SEATTLE, Washington — In early March 2020, many countries went on international lockdown after identifying the coronavirus. India made the decision to lockdown in late March. As of May 27, the positive tested case number for India as a nation was at 150,793. The number of deaths was at 4,349. By June 19, there were 380,532 cases and 12,573 deaths. However, with 204,711 cases recovered, India is preparing to reopen. It is using tracking applications and promoting local campaigns to raise awareness of the pandemic. This article discusses problems and solutions in India during the COVID-19.
Problems in India During COVID-19
India has slowed the outbreak of the COVID-19 virus but at the expense of the economic structural collapse. India closed Interstate transportation and railroads along with all non-essential businesses. As of April 19, unemployment in India reached 26% (351,780,000 Indian citizens). As of April 20, agricultural-related businesses and cargo transportation began to open back up.
Approximately 40 million migrant workers rely on public transport to travel to where they are needed. Due to COVID-19, they could not get to job sites that were open, nor could they access public transportation to get home due to the lockdown. Migrants had to stay in metropolitan cities that they could not afford or walk sometimes hundreds of kilometers to get back home.
Solutions in India During COVID-19
The police department kickstarted awareness campaigns to raise everyone’s awareness of the COVID-19 virus and encourage the citizens to wear their masks and wash their hands vigilantly. The police department created a video with a horse as the mascot for the campaign, with the local police dances in the streets with coronavirus helmets on. This helped spread awareness both on the streets and on the internet. The horse traveled from town to town to provide information to rural towns without smartphone or internet access. People with the internet could watch the video on the police department’s Facebook page.
The Indian Government developed a relief fund for $23 billion to distribute food and cash to the poor during the COVID-19 virus. Food rations and funds were distributed to informal laborers who make up 86% of the population. That is 1,163,580,000 people that need food rations or support funds. The Salesians of New Delhi went to rural areas to help spread awareness. The group has already provided more than 5,000 masks as well as soaps and disinfectants to those in need. In addition, the Karnataka state of India gathered a group of 30,000 volunteers to reduce the spread of the virus and provide aid to the most vulnerable during the lockdown.

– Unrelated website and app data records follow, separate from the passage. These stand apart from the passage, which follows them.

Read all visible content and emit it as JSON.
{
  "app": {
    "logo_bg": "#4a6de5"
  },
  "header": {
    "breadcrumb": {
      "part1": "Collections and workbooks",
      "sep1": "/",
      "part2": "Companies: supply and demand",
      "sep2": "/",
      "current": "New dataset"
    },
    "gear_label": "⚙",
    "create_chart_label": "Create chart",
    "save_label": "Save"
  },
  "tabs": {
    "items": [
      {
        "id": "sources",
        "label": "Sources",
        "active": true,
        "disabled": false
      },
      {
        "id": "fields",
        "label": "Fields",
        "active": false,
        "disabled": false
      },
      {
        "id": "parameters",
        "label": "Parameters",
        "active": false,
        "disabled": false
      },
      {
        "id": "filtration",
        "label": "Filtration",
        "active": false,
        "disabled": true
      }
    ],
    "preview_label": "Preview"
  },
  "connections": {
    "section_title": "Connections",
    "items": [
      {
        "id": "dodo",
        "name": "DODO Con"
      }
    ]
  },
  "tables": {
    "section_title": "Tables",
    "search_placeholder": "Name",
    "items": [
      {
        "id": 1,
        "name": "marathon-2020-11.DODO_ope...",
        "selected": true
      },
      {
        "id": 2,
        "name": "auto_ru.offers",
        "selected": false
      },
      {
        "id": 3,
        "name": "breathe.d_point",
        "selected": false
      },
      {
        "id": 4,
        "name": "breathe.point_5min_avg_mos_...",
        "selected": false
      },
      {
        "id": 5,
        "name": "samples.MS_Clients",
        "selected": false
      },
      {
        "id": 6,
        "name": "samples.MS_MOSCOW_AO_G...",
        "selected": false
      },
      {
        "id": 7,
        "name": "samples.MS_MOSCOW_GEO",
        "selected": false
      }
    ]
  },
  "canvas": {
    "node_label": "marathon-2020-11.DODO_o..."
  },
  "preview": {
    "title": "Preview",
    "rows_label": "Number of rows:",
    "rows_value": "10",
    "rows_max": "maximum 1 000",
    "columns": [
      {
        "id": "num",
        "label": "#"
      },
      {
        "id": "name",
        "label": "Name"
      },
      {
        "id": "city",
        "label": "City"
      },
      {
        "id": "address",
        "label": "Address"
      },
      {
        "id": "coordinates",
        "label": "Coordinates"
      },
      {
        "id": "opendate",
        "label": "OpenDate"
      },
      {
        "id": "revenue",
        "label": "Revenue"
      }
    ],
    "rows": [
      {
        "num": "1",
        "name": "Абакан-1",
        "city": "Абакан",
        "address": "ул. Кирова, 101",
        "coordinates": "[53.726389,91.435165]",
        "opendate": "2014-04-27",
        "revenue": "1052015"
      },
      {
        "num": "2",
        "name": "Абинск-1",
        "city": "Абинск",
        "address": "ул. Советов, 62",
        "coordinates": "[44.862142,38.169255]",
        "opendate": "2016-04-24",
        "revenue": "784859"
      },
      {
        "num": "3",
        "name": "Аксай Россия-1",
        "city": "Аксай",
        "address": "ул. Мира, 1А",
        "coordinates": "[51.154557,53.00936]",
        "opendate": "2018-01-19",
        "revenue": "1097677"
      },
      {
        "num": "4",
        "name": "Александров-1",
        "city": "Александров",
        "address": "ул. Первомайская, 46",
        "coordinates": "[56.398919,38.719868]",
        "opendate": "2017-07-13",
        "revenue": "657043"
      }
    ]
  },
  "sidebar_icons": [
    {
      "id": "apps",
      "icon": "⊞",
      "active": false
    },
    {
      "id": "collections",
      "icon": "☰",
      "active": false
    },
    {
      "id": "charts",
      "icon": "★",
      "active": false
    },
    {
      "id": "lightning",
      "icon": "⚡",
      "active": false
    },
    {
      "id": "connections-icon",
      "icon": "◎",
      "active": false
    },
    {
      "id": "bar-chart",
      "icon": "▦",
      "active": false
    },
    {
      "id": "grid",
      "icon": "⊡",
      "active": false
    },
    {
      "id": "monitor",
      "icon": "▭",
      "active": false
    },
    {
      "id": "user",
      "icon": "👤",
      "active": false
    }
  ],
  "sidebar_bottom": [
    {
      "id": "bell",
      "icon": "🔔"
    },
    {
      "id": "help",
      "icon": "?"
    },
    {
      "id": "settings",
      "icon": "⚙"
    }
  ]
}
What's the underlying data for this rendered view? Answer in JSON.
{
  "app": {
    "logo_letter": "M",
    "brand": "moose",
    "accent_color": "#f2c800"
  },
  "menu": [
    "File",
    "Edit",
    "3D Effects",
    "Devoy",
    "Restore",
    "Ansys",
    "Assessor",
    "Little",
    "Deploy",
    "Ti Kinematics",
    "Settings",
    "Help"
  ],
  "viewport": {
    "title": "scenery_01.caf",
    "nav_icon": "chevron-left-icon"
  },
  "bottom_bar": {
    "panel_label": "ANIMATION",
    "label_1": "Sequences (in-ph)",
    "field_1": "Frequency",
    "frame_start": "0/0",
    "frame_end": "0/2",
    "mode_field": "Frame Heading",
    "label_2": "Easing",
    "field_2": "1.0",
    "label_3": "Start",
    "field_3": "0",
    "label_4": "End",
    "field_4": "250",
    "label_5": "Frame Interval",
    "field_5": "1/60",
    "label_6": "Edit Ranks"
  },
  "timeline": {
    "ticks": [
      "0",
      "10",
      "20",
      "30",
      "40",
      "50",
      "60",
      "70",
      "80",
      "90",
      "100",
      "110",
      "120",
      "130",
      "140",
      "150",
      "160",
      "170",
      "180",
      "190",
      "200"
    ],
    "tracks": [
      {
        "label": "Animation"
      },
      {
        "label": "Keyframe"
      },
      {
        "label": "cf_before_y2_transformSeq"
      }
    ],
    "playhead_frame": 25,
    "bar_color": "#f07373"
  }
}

Robots have been developed to sit outside office buildings and “dispense hand sanitizer and deliver public health messages” regarding the COVID-19. Hospitals are also using robots in isolation wards to distribute medical supplies and medicine. This takes a load of risk and effort off of the hospital staff tending to patients.
The government in India developed an app In April. The application, called Aarogya Setu, uses Bluetooth to inform people if they have been or might be exposed to the COVID-19 virus when in certain locations. The application uses GPS tracking to determine if the user has been near someone who tested positive for the virus. Due to a large number of people still working as essential employees, this was helpful in office settings and any transit that reopened post-lockdown.
The COVID-19 virus has caused problems, but India has brought forth solutions through lockdowns and tough economic decisions. These problems and solutions in India during COVID-19 have helped the citizens determine how to reduce the spread of the virus and function at the same time.
– Kim Elsey